Portes, A. (1998). Social Capital: Its Origins and Applications in Modern Sociology. Annual Reviews.
Portes is professor of sociology at Princeton University. His primary focus is on economic sociology with an emphasis on immigration and urbanization. In this paper, Portes examines the origins of social capital, concentrating mostly on the works of Bourdieu, Loury, and Coleman. Portes concludes that there is a level of enthusiasm for the concept of social capital that is unlikely to subside. However, while the formation, evolution, and application of social capital is a dynamic with sound research grounding, that grounding is also incomplete. There is a risk that proponents of social capital will over-reach and see it as a remedy for too many of our major social issues. Portes points out that the processes that underpin social capital have been historically examined in other contexts. There is a temptation to “re-label” some of this prior work as “social capital” to modernize presentation of the information. Portes also infers that there is a tendency for us to celebrate its positive value of social capital without critical examination of its negative effects. A more dispassionate assessment of social capital is necessary in the field to better situate its theories and applications. Overall, Portes adopts a positive position on social capital as a phenomenon and consequence of sociability.
Portes credits the first modern-day analysis of social capital to Pierre Bourdieu. Portes’ interpretation of Bourdieu’s work credits him with focusing on the benefits that accrue to individuals through their participation in groups with the intent of that sociability to create the resource (i.e., social capital). According to Bourdieu, social capital enables people to gain access to a variety of benefits (economic and cultural – introduction to experts, status, etc). Social capital is fungible and creates unspecific obligations over an unknown time period with no promise of return (that is, there is no guarantee of reciprocity).
My Note: It seems that Portes and/or Bourdieu seem to agree with Burt (in Neighbor Networks) that benefits of social networks are not a given – that affordances of any relation need to be accompanied by a strategy at group and individual levels to be in a position to claim that resource (social capital) down the road. This connects nicely to work done recently by Ellison (Benefit of Facebook Friends) concerning her research on the cultivation of social resources (CSR) and other work that examines “social grooming” as a means of gaining future reciprocity.
Portes makes note of Loury’s work but seemingly in passing as a gateway to the work of Coleman (who Coleman acknowledges in addition to Nan Lin and Mark Granovetter). Coleman’s definition is somewhat vague, focusing on social structures and how such structures facilitate actions of its actors as the core elements. With such an umbrella framework, a lot of associated processes can be framed under the social capital label. Portes seems to prefer the more explicit distinctions made by Bourdieu that distinguishes social capital from the resources acquired through it.
Portes seems to be advocating that more research is needed to understand the motivations of recipients and donors of social capital.
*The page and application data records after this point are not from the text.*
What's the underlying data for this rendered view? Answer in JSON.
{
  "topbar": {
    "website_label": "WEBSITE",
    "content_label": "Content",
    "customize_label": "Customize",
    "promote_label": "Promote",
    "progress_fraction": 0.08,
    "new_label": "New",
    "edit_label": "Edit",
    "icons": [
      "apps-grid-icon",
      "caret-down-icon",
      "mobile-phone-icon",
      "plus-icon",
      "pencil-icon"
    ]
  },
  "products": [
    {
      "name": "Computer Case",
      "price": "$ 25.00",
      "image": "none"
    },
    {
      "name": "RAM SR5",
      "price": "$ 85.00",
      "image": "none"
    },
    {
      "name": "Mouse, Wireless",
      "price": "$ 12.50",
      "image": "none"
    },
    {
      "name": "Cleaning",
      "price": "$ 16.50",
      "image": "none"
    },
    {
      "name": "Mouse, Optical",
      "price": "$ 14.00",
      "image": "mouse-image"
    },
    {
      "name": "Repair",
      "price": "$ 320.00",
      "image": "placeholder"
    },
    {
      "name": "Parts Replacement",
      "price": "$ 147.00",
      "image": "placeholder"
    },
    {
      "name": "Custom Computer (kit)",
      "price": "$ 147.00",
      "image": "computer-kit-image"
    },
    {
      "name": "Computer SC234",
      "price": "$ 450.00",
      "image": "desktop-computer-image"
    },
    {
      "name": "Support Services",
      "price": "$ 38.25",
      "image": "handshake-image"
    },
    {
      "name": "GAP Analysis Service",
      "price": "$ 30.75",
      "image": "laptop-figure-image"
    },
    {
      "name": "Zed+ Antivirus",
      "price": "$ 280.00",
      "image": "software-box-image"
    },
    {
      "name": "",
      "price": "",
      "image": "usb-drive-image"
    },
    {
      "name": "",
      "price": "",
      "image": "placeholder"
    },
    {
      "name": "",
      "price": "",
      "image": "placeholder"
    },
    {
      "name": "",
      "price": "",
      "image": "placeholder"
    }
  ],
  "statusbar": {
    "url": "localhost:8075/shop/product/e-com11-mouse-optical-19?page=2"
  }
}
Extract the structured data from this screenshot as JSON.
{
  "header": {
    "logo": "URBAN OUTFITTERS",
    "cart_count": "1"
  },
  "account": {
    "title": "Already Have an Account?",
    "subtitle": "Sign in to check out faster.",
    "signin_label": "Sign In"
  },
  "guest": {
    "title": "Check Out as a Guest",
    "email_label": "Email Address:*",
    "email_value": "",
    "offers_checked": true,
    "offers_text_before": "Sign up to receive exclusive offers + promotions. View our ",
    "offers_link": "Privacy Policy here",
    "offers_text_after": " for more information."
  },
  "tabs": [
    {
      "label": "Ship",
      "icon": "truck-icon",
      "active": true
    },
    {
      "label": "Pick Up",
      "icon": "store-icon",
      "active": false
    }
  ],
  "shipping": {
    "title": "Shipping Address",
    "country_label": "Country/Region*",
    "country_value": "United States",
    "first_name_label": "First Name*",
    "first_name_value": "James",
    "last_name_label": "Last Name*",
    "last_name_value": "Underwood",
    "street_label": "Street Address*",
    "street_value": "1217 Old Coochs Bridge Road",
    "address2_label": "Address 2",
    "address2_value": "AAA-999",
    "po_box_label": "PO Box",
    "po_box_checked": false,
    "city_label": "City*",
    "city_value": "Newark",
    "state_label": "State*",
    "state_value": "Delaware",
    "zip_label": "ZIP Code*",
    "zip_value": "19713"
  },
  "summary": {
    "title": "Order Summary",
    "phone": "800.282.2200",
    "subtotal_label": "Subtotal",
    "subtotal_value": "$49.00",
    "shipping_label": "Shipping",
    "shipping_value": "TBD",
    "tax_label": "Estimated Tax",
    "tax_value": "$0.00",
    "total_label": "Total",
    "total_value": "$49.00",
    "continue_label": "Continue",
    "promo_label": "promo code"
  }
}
Portes sees a systematic approach as distinguishing between “(a) the possessors of social capital (those making claims); (b) the sources of social capital (those agreeing to these demands); (c) the resources themselves”.
Absence of such analysis has led to much confusion in how the term “social capital” is used and its scope when applied. For instance, social capital is often hidden in other contexts according to Portes. A good example is Granovetter’s “strength of weak ties” findings re: referral for a job by someone with whom you have lost touch with can be viewed as the reciprocity expectation created through social capital processes.
Portes identifies other definitions of social capital as well:
- W. Baker: “a resource that actors derive from specific social structures and then use to pursue their interests; it is created by changes in the relationship among actors”
- M. Schiff: “the set of elements of the social structure that affects relations among people and are inputs or arguments of the production and/or utility function”
- R. Burt: “friends, colleagues, and more general contacts through whom you receive opportunities to use your financial and human capital”
Portes concludes then that the consensus definition for social capital has become as follows: the ability of actors to secure benefits by virtue of membership in social networks or other social structures.
There are negative aspects of social capital such as: its use to exclude outsiders, its abuse by other group members (“free riding”), as a means of control (demands for solidarity with community norms limits personal behaviors). The negative causes and consequences are often overlooked, as we tend to view social capital as only a positive phenomenon.
Keywords: social_capital, social_structures, social_networks, Portes